=== EXERCISE DIRECTIONS ===
Show every line of the data that contains the string "Windows".

[Page and application data records]
******************************

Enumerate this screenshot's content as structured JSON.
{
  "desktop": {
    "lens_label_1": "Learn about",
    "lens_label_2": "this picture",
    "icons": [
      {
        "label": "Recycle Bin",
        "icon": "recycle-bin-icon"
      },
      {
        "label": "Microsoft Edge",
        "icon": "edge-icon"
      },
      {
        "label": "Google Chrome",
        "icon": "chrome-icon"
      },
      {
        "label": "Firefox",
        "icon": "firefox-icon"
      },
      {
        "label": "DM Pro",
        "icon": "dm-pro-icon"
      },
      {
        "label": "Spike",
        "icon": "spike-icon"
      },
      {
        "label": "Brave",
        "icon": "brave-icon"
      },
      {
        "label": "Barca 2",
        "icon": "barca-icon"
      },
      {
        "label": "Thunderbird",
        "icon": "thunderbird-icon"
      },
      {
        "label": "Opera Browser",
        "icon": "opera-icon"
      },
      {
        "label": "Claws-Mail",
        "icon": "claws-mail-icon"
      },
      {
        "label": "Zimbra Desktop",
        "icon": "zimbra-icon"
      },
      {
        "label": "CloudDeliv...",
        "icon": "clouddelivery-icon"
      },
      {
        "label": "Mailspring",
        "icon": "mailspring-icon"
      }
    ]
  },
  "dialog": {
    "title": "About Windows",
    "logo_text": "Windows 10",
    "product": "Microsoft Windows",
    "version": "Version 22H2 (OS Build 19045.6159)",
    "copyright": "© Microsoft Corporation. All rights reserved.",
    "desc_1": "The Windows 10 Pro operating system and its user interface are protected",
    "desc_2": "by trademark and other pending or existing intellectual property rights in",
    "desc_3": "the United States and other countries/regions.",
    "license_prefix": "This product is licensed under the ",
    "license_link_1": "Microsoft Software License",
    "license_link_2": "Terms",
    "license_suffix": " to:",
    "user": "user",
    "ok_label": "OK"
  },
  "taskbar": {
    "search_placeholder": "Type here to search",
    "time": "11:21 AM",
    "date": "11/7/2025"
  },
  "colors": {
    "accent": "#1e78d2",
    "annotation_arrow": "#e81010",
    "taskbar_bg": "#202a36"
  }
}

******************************

=== SOLUTION TO THIS EXERCISE ===
    "title": "About Windows",
    "logo_text": "Windows 10",
    "product": "Microsoft Windows",
    "desc_1": "The Windows 10 Pro operating system and its user interface are protected",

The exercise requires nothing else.